5. Role of the teacher
A Montessori teacher is sometimes referred to as a guide, rather than a teacher, and this reflects her non-traditional role.
A Montessori teacher’s job is to observe the children and introduce them to the academic materials at just the right time. She is often hard to find in the classroom, as she is generally working one-on-one with a child, rather than standing at the front of the room talking to the whole group. Maria Montessori saw the role of the teacher as providing children with tools for learning, rather than pouring knowledge and facts into them.
6. Freedom within limits
The work in a Montessori school is child-directed. A teacher gives a child a lesson on a material he hasn’t used before, but the child can then independently choose to work on it when he pleases.
Children in a Montessori classroom choose where to sit and what to work on, with guidance from a teacher.
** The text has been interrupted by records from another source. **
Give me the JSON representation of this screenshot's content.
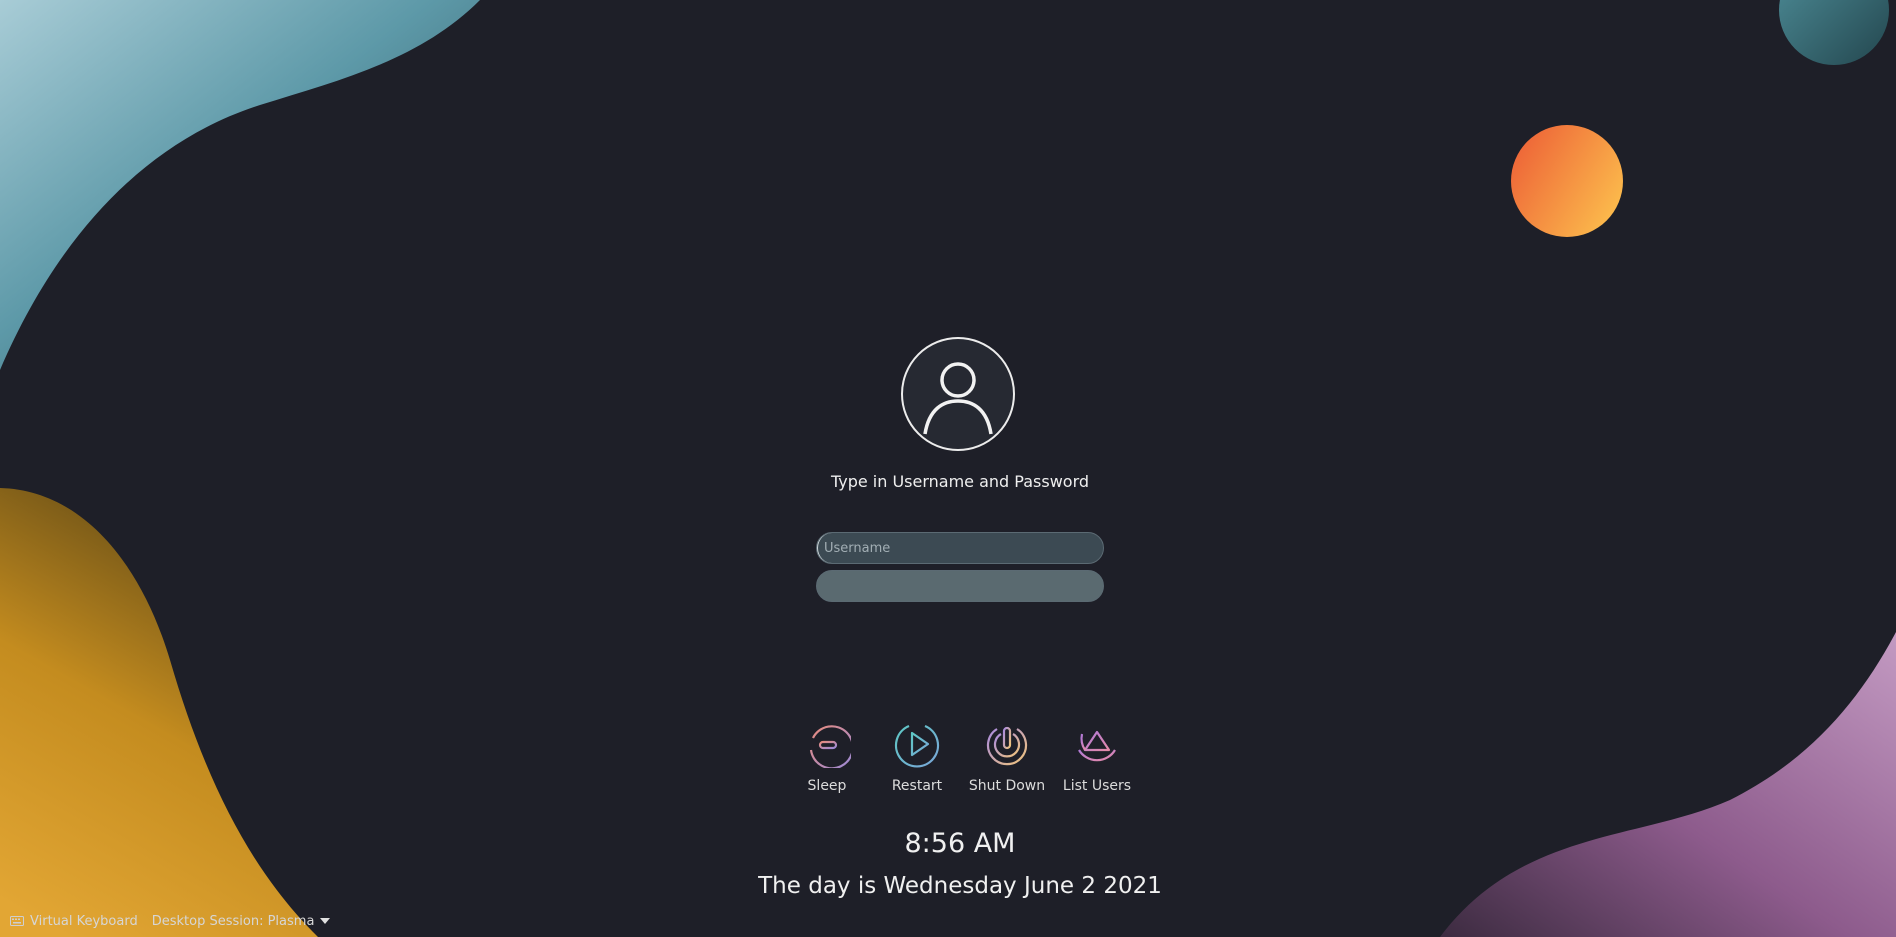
{
  "login": {
    "prompt": "Type in Username and Password",
    "username_placeholder": "Username",
    "username_value": ""
  },
  "actions": [
    {
      "label": "Sleep",
      "icon": "sleep-icon"
    },
    {
      "label": "Restart",
      "icon": "restart-icon"
    },
    {
      "label": "Shut Down",
      "icon": "shutdown-icon"
    },
    {
      "label": "List Users",
      "icon": "list-users-icon"
    }
  ],
  "clock": {
    "time": "8:56 AM",
    "date": "The day is Wednesday June 2 2021"
  },
  "bottom_bar": {
    "virtual_keyboard": "Virtual Keyboard",
    "desktop_session": "Desktop Session: Plasma"
  },
  "colors": {
    "background": "#1e1f28",
    "sun_start": "#ec5a35",
    "sun_end": "#fbb74b",
    "teal": "#5d99a8",
    "gold": "#d9a02a",
    "mauve": "#a071a0"
  }
}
A child will not be allowed to dance around the room and distract his friends or only draw all day, but he can choose whether to work on math or language, or whether to sit at a table or on the floor.
7. Educating the whole child
Montessori focuses on educating the whole child, including physical, spiritual, social, mental and emotional education. This means that you might find a Montessori 3-year-old carefully walking on a line while carrying a glass of water, learning to control his body and his movements. You might find a child meditating or doing yoga while you see another practicing subtraction nearby. Each of these components is considered equally important.
8. Individualized curriculum
If a Montessori class has 25 different students, each of those 25 will be at a different academic level that is observed and tracked by the teacher. Rather than giving group lessons, Montessori teachers give one-on-one lessons to each student depending on his specific level and needs.
This is possible because the children largely work independently, spending much of the day practicing and perfecting work they have already been given a lesson on.
9. Prepared environment
Montessori classrooms are referred to as a “prepared environment.” This means that they are designed with everything the children need to explore and learn independently. They are filled with low shelves and beautiful materials to entice children to want to learn and work.
Montessori teachers observe the children and decide what work to place on the shelves to meet the children’s interests and needs at the time.
Montessori classrooms are also far more minimalist than traditional classrooms, particularly for young children. They are full of muted colors and natural light to foster concentration. Everything in the classroom has a specific spot on a shelf where it belongs and the work is carefully organized to help children develop a sense of order.
10. Peace education
Maria Montessori lived during a time of world wars and global upheaval. Perhaps for this reason, she placed great emphasis on peace education.
She believed that the future of the world depended on us teaching our children the importance of peace and this belief is still reflected in Montessori schools today. There is a great emphasis on community, both the classroom community and the wider global community we’re a part of. Children learn about the world and also learn tools for calming themselves and conducting peaceful conflict resolution.
Clemer, Christina. “What Is Montessori? 10 Key Principles All Parents Should Know.” Motherly, Motherly, 6 Feb. 2019, www.mother.ly/child/what-is-montessori-10-basic-principles-you-need-to-know.